LEENA LILJEDAHL is a Post-Doc within CREATE Health at the Department of Immunotechnology, Lund University and a member of the Lund University Cancer Center (LUCC).

WHAT IS THE FOCUS OF YOUR RESEARCH?

I work with cancer proteomics on a multivariate protein level. That means that rather than just looking at how one protein changes between healthy and diseased individuals, I study the changes of several proteins at one time. For protein detection, we use antibody affinity-based proteomics and mass spectrometry-based proteomics in both a discovery (more un-biased) and a targeted (pre-determined) way. A key element of my research is the use of non-invasive biofluids such as plasma and serum instead of relying on biopsies, which often come with a higher risk for the patient.

WHAT IMPACT DO YOU HOPE THAT YOUR RESEARCH WILL HAVE ON CANCER CARE/CANCER PATIENTS?

The protein changes that we detect can potentially be used as biomarkers for disease diagnostics, determination of the cancer stage, to monitor progression or even the response to a specific treatment. Additionally, we can get information on which pathways are affected within different types of cancer, i.e., which ones are common to several cancers or disease conditions and which are specific. Eventually, we hope to be able to diagnose cancer at an early stage, a factor which is vital for survival in many cancer forms, and/or to be able to monitor the success of a treatment strategy – all by using a simple blood sample. If successful, this would mean that more people could get cured and that the disease process would affect them less.

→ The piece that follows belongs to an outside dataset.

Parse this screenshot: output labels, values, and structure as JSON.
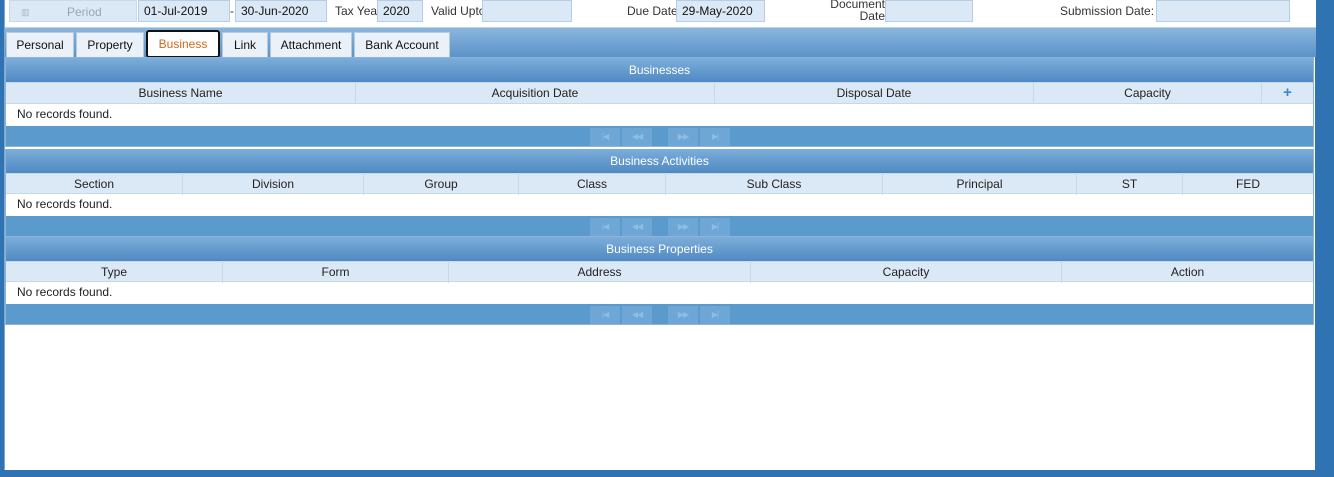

WHAT ARE THE POSSIBILITIES FOR COMMERCIALIZING YOUR RESEARCH?

If a specific set of serum or plasma biomarkers can be verified and validated for a specific cancer stage or disease, either an antibody-based or mass spectrometry-based assay can be developed. Such an assay could be run within days after sampling of the patient´s blood. A fast test answer would mean less worries for the patient and hopefully a more accurate answer than that given today.                     

WHERE CAN I READ MORE ABOUT YOU AND YOUR RESEARCH?

http://www.createhealth.lth.se/research/

http://www.immun.lth.se/research/

Lunds universitet - Institutionen för immunteknologi